Why is it important?
The days when being on a progressive career path meant staying at the same company for life are long gone. Moreover, employers no longer directly link long service with loyalty.
Vodafone’s Loyalty at Work report, part of its ‘Working Nation’ research into the UK working culture, found that only 3% of employers said the number of employers an individual has worked for provided the best measure of loyalty.
Instead, they place more emphasis on ensuring that employees are engaged and committed during the time they spend with them, believing this is more likely to deliver results.
The current working climate and the switch from a manufacturing to a knowledge economy enables employees to switch jobs, disciplines and companies to broaden their experience.
“Employees are increasingly taking their pick of the jobs market as employerscontinue to battle in the ‘war for talent’,” says Karen Halford, head of resourcing and development at Vodafone UK.
“This means there is scope for employees to switch jobs with relative ease and take charge of their own progression and development at their own pace.”
That said, to be a credible job hopper or serial careerist, you must still adhere to some guiding principles if you are to be perceived as a potentially valuable employee.
Where do I start?
Think about why you want to job hop – it’s important to have the correct motivation. Is it to improve career prospects, earn more money, acquire specialist skills and knowledge, work in a nicer location or to find a better fit for your values?
These are all valid reasons, but hopping aimlessly because you’re bored or fed up will not do you or your CV any favours.
Remember, future employers will want to know why you’ve moved jobs on a regular basis and you’ll be in a stronger position if you can substantiate why. The war for talent may mean it is an employee’s market, but organisations still need to know you are worthy of investment and not going to leave at the drop of a hat.
What do I put in my CV?
One approach is to create a skills-based CV that focuses on the experience and skills you’ve gained rather than simply listing the organisations you’ve worked at chronologically. Another idea is to lead with the most relevant job for the role you are applying for.
Remember it is also important to adhere to the traditional principles of a CV as employers will want to see your employment history. Don’t be tempted to miss out jobs or years. It is perfectly acceptable to add a line about why you left each position at the bottom, and this could form a useful talking point at the interview.
“The main thing is that each position that you have held has developed a demonstrable set of skills that are relevant to the role for which you are now applying,” says Halford. “A series of short, unrelated stints at numerous employers, terminated for no particular reason, should be documented with care.”
What else can I do?

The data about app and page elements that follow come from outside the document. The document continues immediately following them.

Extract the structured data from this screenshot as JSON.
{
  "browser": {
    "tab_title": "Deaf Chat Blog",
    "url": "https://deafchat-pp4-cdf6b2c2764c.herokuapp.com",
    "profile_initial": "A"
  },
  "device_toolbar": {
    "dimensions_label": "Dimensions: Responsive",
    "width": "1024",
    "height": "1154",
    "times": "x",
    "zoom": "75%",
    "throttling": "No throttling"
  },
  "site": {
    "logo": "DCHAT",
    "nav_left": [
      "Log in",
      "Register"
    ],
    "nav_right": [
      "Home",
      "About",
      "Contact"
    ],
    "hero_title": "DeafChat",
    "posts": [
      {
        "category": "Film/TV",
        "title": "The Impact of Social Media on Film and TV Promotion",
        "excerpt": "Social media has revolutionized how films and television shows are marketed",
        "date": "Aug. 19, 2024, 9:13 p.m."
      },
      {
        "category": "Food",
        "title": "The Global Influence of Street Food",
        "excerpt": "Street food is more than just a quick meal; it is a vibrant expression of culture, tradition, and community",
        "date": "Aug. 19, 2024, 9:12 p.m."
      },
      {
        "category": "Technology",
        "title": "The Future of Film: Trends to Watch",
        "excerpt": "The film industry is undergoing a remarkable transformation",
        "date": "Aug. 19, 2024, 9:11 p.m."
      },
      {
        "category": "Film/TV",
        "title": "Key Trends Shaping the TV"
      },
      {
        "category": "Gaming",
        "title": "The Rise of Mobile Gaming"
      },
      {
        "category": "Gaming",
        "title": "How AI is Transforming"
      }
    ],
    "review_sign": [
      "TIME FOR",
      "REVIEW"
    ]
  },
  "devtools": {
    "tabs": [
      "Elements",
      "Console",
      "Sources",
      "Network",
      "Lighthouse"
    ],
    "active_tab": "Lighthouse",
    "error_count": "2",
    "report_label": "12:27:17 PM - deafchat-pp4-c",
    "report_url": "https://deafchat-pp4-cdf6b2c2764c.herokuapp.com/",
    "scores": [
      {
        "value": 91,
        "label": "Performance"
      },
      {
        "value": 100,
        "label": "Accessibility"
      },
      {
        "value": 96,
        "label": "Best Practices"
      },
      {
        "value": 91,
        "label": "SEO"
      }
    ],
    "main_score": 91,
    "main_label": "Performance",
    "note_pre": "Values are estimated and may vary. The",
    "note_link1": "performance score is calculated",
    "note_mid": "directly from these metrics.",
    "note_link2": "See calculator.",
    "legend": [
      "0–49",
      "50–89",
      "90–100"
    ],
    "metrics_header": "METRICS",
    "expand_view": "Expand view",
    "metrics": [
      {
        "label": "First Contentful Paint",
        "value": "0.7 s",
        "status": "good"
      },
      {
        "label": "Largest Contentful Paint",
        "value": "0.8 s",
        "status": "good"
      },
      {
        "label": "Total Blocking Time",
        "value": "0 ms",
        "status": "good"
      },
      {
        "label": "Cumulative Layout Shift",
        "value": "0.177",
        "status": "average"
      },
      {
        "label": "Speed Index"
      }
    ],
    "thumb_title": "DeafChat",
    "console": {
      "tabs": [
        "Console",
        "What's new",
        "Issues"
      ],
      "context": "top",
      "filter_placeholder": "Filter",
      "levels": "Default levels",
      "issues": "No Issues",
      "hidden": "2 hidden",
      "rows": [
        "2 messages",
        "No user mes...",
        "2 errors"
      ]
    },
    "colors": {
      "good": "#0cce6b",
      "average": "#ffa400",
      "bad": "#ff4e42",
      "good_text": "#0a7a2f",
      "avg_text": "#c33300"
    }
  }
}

In an ideal situation, your CV will be enough to put you in the frame for the job you want, but securing the interview first – either through a referral or making contact yourself – can improve your chances. It provides an opportunity to talk through your various moves and discuss the motivation behind them before the future employer has an opportunity to pre-judge you.
Work hard at building a professional and personal network that will ensure you hear about opportunities and get your name in circulation. Attend conferences and events where you might meet future employers face-to-face. The big advantage of this is that, with insight, you can tailor your CV and highlight your most relevant skills and experience for the position.
If you only do 5 things
- Know what you want before you hop
- Verify the move will provide what you want
- Prepare a functional CV
- Establish experience and attainment targets regularly
- If a new role doesn’t match expectations – change
For more info
Somewhere Else You’d Rather Be by Barbara Quinn, Pearson Professional Education Momentum, £14.99, ISBN: 1843040077
How to reinvent yourself
How to use lateral moves to advance your career
Expert’s view job hop to the top
How can you be a job hopper without it looking bad on your CV?
Being a job hopper does not necessarily mean you have no direction, but make sure your CV indicates this. If you like the company you work for but not your role, ask your line manager about the possibility of filling an alternative one.
For example, at Vodafone UK, we have incorporated the 70% fit rule, which means that we do everything we can to fill job positions internally – as long as the employee possesses 70% of the experience and skills to do the job. With schemes like this, employers retain their brightest talent while employees are happier in their roles and so give more to the business. By switching roles within the same company you will find out more about your organisation, the industry in which it operates and expand your skills.
What should you avoid doing?
Hopping aimlessly. While maximising your industry experience, skills and contacts are all understandable reasons for job-hopping, unexplainable bouts of boredom are not so self-explanatory.
Are there certain sectors where job hopping is more prevalent?
Professional service firms and consultancies operate using a project-based model. The UK is regarded as a knowledge economy, which means experience is transferable, allowing job-hopping to be more viable. However, shorter employment stints are becoming more common across the board – in the Working Nation research, 65% of the employers we questioned recognise the changing nature of loyalty and say that the concept of a traditional career is redundant as far as young people are concerned.
What are your three top tips?
- Consider alternative opportunities with your current employer.
- Look before you leap. The grass isn’t always greener.
- Never burn your bridges. Maintain good relationships with past employers – you never know when you may encounter them again.